“ I don’t have a final figure” Do you have a ball park figure? “ I don’t have a ball park figure” 10 billion, 20, 30? “ I don’t know” Hardly confidence inspiring stuff.
As if this wasn’t enough to exercise the Governments collective mind the Lisbon referendum is rolling round again. We got it wrong the first time so we are getting another chance, hopefully to get it right this time. No one knows the exact figures but I would imagine a fair share of the NO vote the last time was to give the fingers to what many people saw as the Governments arrogance. Perhaps this time people will examine the issues and vote accordingly. I voted no last time out but I honestly think we are better off as far into Europe as we can get in these perilous times and will be voting yes.
Our final trial will be the budget. This will probably be Mr Lenihans last chance to bring in some reform of public services. If he goes down the taxation route I don’t think NAMA or Lisbon will even register on the public radar. We now have a working population, slowly shrinking, who have been taxed as far as they can be. A belt can only be tightened so much before you strangle the wearer. We are being slowly crucified by taxes, levies and stealth. The bottom line is that in this situation we cannot afford to continue to spend over twenty billion on a public service which has become like a bottomless pit and which besides offering bad value for money offers inferior services. The time has come to call a halt before we all go over the cliff, public servants included.
I don’t know how many of you watched it but I found the funeral of Ted Kennedy incredibly moving. For a Senator to have four presidents at his funeral is unprecedented in American politics. By his own admission he was far from flawless and yet he has been described as Americas greatest legislator. It is easy to dismiss him as a wealthy ne er do well and yet I wonder how many of us could have faced all the tragedy that befell him and still functioned. May he Rest In Peace.
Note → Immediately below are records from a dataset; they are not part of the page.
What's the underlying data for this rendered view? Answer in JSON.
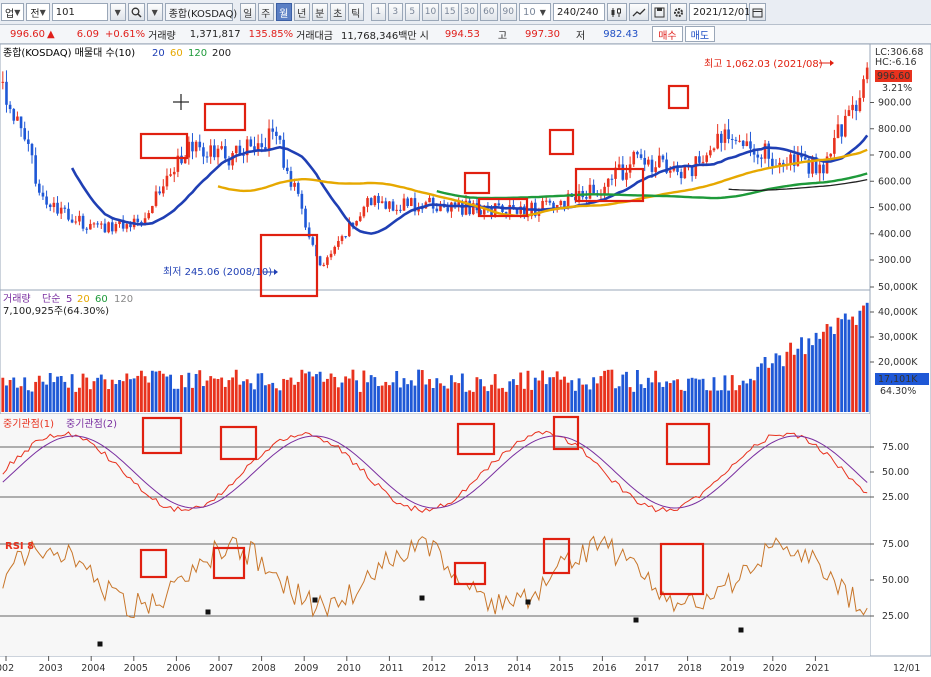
{
  "toolbar": {
    "market_btn": "업",
    "period_btn": "전",
    "code_value": "101",
    "index_name": "종합(KOSDAQ)",
    "period_tabs": [
      "일",
      "주",
      "월",
      "년",
      "분",
      "초",
      "틱"
    ],
    "active_period": "월",
    "intervals": [
      "1",
      "3",
      "5",
      "10",
      "15",
      "30",
      "60",
      "90"
    ],
    "interval_value": "10",
    "count_value": "240/240",
    "date_value": "2021/12/01"
  },
  "quote": {
    "price": "996.60",
    "change": "6.09",
    "change_pct": "+0.61%",
    "volume_label": "거래량",
    "volume": "1,371,817",
    "volume_pct": "135.85%",
    "amount_label": "거래대금",
    "amount": "11,768,346백만",
    "open_label": "시",
    "open": "994.53",
    "high_label": "고",
    "high": "997.30",
    "low_label": "저",
    "low": "982.43",
    "buy_label": "매수",
    "sell_label": "매도"
  },
  "price_panel": {
    "legend_title": "종합(KOSDAQ) 매물대 수(10)",
    "legend_periods": [
      "20",
      "60",
      "120",
      "200"
    ],
    "legend_colors": [
      "#1f3fb4",
      "#e6a800",
      "#1e9a3a",
      "#222222"
    ],
    "high_note": "최고 1,062.03 (2021/08)",
    "low_note": "최저 245.06 (2008/10)",
    "lc": "LC:306.68",
    "hc": "HC:-6.16",
    "current_price": "996.60",
    "current_pct": "3.21%",
    "y_ticks": [
      "900.00",
      "800.00",
      "700.00",
      "600.00",
      "500.00",
      "400.00",
      "300.00"
    ]
  },
  "volume_panel": {
    "legend_title": "거래량",
    "legend_ma_label": "단순",
    "legend_periods": [
      "5",
      "20",
      "60",
      "120"
    ],
    "legend_colors": [
      "#7a2fa0",
      "#e6a800",
      "#1e9a3a",
      "#888888"
    ],
    "value_text": "7,100,925주(64.30%)",
    "current": "17,101K",
    "current_pct": "64.30%",
    "y_ticks": [
      "50,000K",
      "40,000K",
      "30,000K",
      "20,000K"
    ]
  },
  "stoch_panel": {
    "legend_1": "중기관점(1)",
    "legend_2": "중기관점(2)",
    "y_ticks": [
      "75.00",
      "50.00",
      "25.00"
    ]
  },
  "rsi_panel": {
    "legend": "RSI 8",
    "y_ticks": [
      "75.00",
      "50.00",
      "25.00"
    ]
  },
  "x_axis": {
    "labels": [
      "002",
      "2003",
      "2004",
      "2005",
      "2006",
      "2007",
      "2008",
      "2009",
      "2010",
      "2011",
      "2012",
      "2013",
      "2014",
      "2015",
      "2016",
      "2017",
      "2018",
      "2019",
      "2020",
      "2021"
    ],
    "right_label": "12/01"
  },
  "colors": {
    "up": "#e8321e",
    "down": "#1f58d6",
    "ma20": "#1f3fb4",
    "ma60": "#e6a800",
    "ma120": "#1e9a3a",
    "ma200": "#222222",
    "highlight": "#e02010",
    "volume_profile": "#f6dcc0"
  },
  "chart_data": {
    "type": "candlestick",
    "title": "종합(KOSDAQ)",
    "x_range": [
      "2002",
      "2021/12"
    ],
    "y_range_price": [
      245.06,
      1062.03
    ],
    "price_path_year_close": [
      {
        "x": "2002",
        "y": 960
      },
      {
        "x": "2003",
        "y": 500
      },
      {
        "x": "2004",
        "y": 420
      },
      {
        "x": "2005",
        "y": 450
      },
      {
        "x": "2006",
        "y": 720
      },
      {
        "x": "2007",
        "y": 700
      },
      {
        "x": "2008",
        "y": 780
      },
      {
        "x": "2009",
        "y": 260
      },
      {
        "x": "2010",
        "y": 520
      },
      {
        "x": "2011",
        "y": 510
      },
      {
        "x": "2012",
        "y": 500
      },
      {
        "x": "2013",
        "y": 490
      },
      {
        "x": "2014",
        "y": 500
      },
      {
        "x": "2015",
        "y": 560
      },
      {
        "x": "2016",
        "y": 690
      },
      {
        "x": "2017",
        "y": 620
      },
      {
        "x": "2018",
        "y": 800
      },
      {
        "x": "2019",
        "y": 680
      },
      {
        "x": "2020",
        "y": 650
      },
      {
        "x": "2021",
        "y": 996.6
      }
    ],
    "stochastic_levels": [
      75,
      50,
      25
    ],
    "rsi_levels": [
      75,
      50,
      25
    ]
  }
}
All for now. Mike Edmonds. Sept 09.
The Magic of The Druids…..Well, if you're thinking of the Druids from Irish Folklore who dressed in long dark robes and did magical things, you're on the wrong track! Think dark leathers, hot engines, rock 'n roll, beer and craic - cos that's what was on offer at the Druids M.C.C Rally held recently in Poulaphouca House. About 700-800 bikers got together for the Druids 18th Annual Weekend, the last four having been held here at Poulaphouca.Local bike enthusiasts Biddy and Willie Meade, Christy Shannon and the Fisher brothers - James, Eddie and Michael were amongst the local faces which were mostly Irish bikers with a small number of visitors from England and the Continent. And the musical line up over the weekend was brill with live music on Friday night and super bands ‘Badge’, ‘Voodoo’, ‘The Gypsies’ and ‘Kick Back City’ rockin’ The Fall on Saturday night! Poulaphouca is ideal to host the event with ample camping facilities, scenic views and a band podium. ’Rear of the Year’ goes to the biker featured here - he obviously had mighty crack.............but the Biker Babe Award goes to little Cein Nao Meade........talk about being hot..........it isn't legal to be that cute............... and he is only 12 months old now, having attended the rally at ten months old. He’s a little keen, alright………
The Druids would like to thank Rita, Frank and staff for facilitating the event and also The Gardai for their co-operation. Great weekend, no incidents, just mean machines, hot music, men and women in leathers………
The group also do several charity runs, one of which was in aid of Barretstown this year. Ride on……………… Rose